* Exercise aim
Every record here needs to be retyped exactly.

* The records
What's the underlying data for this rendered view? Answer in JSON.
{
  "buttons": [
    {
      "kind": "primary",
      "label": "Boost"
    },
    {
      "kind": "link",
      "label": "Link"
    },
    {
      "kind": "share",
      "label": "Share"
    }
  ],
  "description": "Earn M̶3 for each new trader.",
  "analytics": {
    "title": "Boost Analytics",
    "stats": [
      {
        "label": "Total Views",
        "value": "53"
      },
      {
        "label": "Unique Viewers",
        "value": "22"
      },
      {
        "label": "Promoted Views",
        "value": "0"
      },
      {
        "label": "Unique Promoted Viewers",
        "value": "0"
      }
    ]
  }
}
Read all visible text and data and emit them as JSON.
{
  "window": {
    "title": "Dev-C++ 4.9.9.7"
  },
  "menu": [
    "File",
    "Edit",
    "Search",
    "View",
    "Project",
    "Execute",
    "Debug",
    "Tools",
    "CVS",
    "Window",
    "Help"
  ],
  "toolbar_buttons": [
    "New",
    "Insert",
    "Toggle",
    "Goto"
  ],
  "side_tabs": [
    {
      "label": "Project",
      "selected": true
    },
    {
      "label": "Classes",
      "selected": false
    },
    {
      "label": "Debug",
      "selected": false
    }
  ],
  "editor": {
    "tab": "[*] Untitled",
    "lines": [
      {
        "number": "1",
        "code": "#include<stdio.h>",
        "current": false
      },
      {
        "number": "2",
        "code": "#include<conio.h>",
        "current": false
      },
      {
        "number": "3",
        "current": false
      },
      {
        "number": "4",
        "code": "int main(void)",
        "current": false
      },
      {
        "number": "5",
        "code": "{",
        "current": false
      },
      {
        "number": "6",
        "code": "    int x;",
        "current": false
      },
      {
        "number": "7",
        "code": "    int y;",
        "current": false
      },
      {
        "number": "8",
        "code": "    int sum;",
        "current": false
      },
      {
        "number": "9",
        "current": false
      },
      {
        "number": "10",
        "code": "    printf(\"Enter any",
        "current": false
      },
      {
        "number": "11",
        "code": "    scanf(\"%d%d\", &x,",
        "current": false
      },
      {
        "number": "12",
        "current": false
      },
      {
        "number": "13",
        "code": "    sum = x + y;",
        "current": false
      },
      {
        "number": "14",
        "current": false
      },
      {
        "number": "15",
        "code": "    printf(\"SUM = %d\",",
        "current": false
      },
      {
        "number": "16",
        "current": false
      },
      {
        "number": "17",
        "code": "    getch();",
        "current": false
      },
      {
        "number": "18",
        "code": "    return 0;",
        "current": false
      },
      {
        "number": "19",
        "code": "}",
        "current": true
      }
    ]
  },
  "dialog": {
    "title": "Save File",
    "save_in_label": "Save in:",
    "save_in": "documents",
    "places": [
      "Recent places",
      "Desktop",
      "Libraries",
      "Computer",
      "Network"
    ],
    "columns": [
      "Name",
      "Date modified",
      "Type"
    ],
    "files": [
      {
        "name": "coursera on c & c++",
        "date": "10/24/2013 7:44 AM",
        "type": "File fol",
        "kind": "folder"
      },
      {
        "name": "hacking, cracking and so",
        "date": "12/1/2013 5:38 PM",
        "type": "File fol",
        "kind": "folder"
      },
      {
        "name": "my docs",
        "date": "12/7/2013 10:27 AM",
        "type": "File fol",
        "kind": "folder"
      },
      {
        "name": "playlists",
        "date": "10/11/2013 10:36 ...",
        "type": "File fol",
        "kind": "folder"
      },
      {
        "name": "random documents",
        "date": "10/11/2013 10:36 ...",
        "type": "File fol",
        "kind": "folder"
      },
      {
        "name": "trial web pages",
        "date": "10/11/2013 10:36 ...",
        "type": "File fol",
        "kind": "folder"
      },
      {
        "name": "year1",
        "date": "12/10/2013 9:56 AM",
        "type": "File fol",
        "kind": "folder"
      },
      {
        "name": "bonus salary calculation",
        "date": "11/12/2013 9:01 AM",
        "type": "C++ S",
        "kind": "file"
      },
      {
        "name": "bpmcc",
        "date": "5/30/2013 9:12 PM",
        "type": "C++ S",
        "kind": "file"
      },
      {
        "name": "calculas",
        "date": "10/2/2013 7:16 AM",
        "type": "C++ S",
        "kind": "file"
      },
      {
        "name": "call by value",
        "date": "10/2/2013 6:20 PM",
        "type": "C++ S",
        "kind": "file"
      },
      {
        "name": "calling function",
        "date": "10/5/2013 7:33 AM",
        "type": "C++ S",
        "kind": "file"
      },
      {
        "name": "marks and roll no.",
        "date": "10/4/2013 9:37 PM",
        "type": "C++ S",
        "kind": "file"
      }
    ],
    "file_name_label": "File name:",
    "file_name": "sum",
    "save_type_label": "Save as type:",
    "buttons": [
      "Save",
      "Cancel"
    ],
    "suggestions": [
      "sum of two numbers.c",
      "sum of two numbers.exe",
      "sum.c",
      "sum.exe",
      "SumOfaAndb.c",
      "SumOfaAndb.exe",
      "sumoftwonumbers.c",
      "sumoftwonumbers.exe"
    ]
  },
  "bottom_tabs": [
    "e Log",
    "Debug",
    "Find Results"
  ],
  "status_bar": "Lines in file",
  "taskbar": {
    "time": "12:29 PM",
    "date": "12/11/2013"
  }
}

* Answer for this exercise
What's the underlying data for this rendered view? Answer in JSON.
{
  "buttons": [
    {
      "kind": "primary",
      "label": "Boost"
    },
    {
      "kind": "link",
      "label": "Link"
    },
    {
      "kind": "share",
      "label": "Share"
    }
  ],
  "description": "Earn M̶3 for each new trader.",
  "analytics": {
    "title": "Boost Analytics",
    "stats": [
      {
        "label": "Total Views",
        "value": "53"
      },
      {
        "label": "Unique Viewers",
        "value": "22"
      },
      {
        "label": "Promoted Views",
        "value": "0"
      },
      {
        "label": "Unique Promoted Viewers",
        "value": "0"
      }
    ]
  }
}
Read all visible text and data and emit them as JSON.
{
  "window": {
    "title": "Dev-C++ 4.9.9.7"
  },
  "menu": [
    "File",
    "Edit",
    "Search",
    "View",
    "Project",
    "Execute",
    "Debug",
    "Tools",
    "CVS",
    "Window",
    "Help"
  ],
  "toolbar_buttons": [
    "New",
    "Insert",
    "Toggle",
    "Goto"
  ],
  "side_tabs": [
    {
      "label": "Project",
      "selected": true
    },
    {
      "label": "Classes",
      "selected": false
    },
    {
      "label": "Debug",
      "selected": false
    }
  ],
  "editor": {
    "tab": "[*] Untitled",
    "lines": [
      {
        "number": "1",
        "code": "#include<stdio.h>",
        "current": false
      },
      {
        "number": "2",
        "code": "#include<conio.h>",
        "current": false
      },
      {
        "number": "3",
        "current": false
      },
      {
        "number": "4",
        "code": "int main(void)",
        "current": false
      },
      {
        "number": "5",
        "code": "{",
        "current": false
      },
      {
        "number": "6",
        "code": "    int x;",
        "current": false
      },
      {
        "number": "7",
        "code": "    int y;",
        "current": false
      },
      {
        "number": "8",
        "code": "    int sum;",
        "current": false
      },
      {
        "number": "9",
        "current": false
      },
      {
        "number": "10",
        "code": "    printf(\"Enter any",
        "current": false
      },
      {
        "number": "11",
        "code": "    scanf(\"%d%d\", &x,",
        "current": false
      },
      {
        "number": "12",
        "current": false
      },
      {
        "number": "13",
        "code": "    sum = x + y;",
        "current": false
      },
      {
        "number": "14",
        "current": false
      },
      {
        "number": "15",
        "code": "    printf(\"SUM = %d\",",
        "current": false
      },
      {
        "number": "16",
        "current": false
      },
      {
        "number": "17",
        "code": "    getch();",
        "current": false
      },
      {
        "number": "18",
        "code": "    return 0;",
        "current": false
      },
      {
        "number": "19",
        "code": "}",
        "current": true
      }
    ]
  },
  "dialog": {
    "title": "Save File",
    "save_in_label": "Save in:",
    "save_in": "documents",
    "places": [
      "Recent places",
      "Desktop",
      "Libraries",
      "Computer",
      "Network"
    ],
    "columns": [
      "Name",
      "Date modified",
      "Type"
    ],
    "files": [
      {
        "name": "coursera on c & c++",
        "date": "10/24/2013 7:44 AM",
        "type": "File fol",
        "kind": "folder"
      },
      {
        "name": "hacking, cracking and so",
        "date": "12/1/2013 5:38 PM",
        "type": "File fol",
        "kind": "folder"
      },
      {
        "name": "my docs",
        "date": "12/7/2013 10:27 AM",
        "type": "File fol",
        "kind": "folder"
      },
      {
        "name": "playlists",
        "date": "10/11/2013 10:36 ...",
        "type": "File fol",
        "kind": "folder"
      },
      {
        "name": "random documents",
        "date": "10/11/2013 10:36 ...",
        "type": "File fol",
        "kind": "folder"
      },
      {
        "name": "trial web pages",
        "date": "10/11/2013 10:36 ...",
        "type": "File fol",
        "kind": "folder"
      },
      {
        "name": "year1",
        "date": "12/10/2013 9:56 AM",
        "type": "File fol",
        "kind": "folder"
      },
      {
        "name": "bonus salary calculation",
        "date": "11/12/2013 9:01 AM",
        "type": "C++ S",
        "kind": "file"
      },
      {
        "name": "bpmcc",
        "date": "5/30/2013 9:12 PM",
        "type": "C++ S",
        "kind": "file"
      },
      {
        "name": "calculas",
        "date": "10/2/2013 7:16 AM",
        "type": "C++ S",
        "kind": "file"
      },
      {
        "name": "call by value",
        "date": "10/2/2013 6:20 PM",
        "type": "C++ S",
        "kind": "file"
      },
      {
        "name": "calling function",
        "date": "10/5/2013 7:33 AM",
        "type": "C++ S",
        "kind": "file"
      },
      {
        "name": "marks and roll no.",
        "date": "10/4/2013 9:37 PM",
        "type": "C++ S",
        "kind": "file"
      }
    ],
    "file_name_label": "File name:",
    "file_name": "sum",
    "save_type_label": "Save as type:",
    "buttons": [
      "Save",
      "Cancel"
    ],
    "suggestions": [
      "sum of two numbers.c",
      "sum of two numbers.exe",
      "sum.c",
      "sum.exe",
      "SumOfaAndb.c",
      "SumOfaAndb.exe",
      "sumoftwonumbers.c",
      "sumoftwonumbers.exe"
    ]
  },
  "bottom_tabs": [
    "e Log",
    "Debug",
    "Find Results"
  ],
  "status_bar": "Lines in file",
  "taskbar": {
    "time": "12:29 PM",
    "date": "12/11/2013"
  }
}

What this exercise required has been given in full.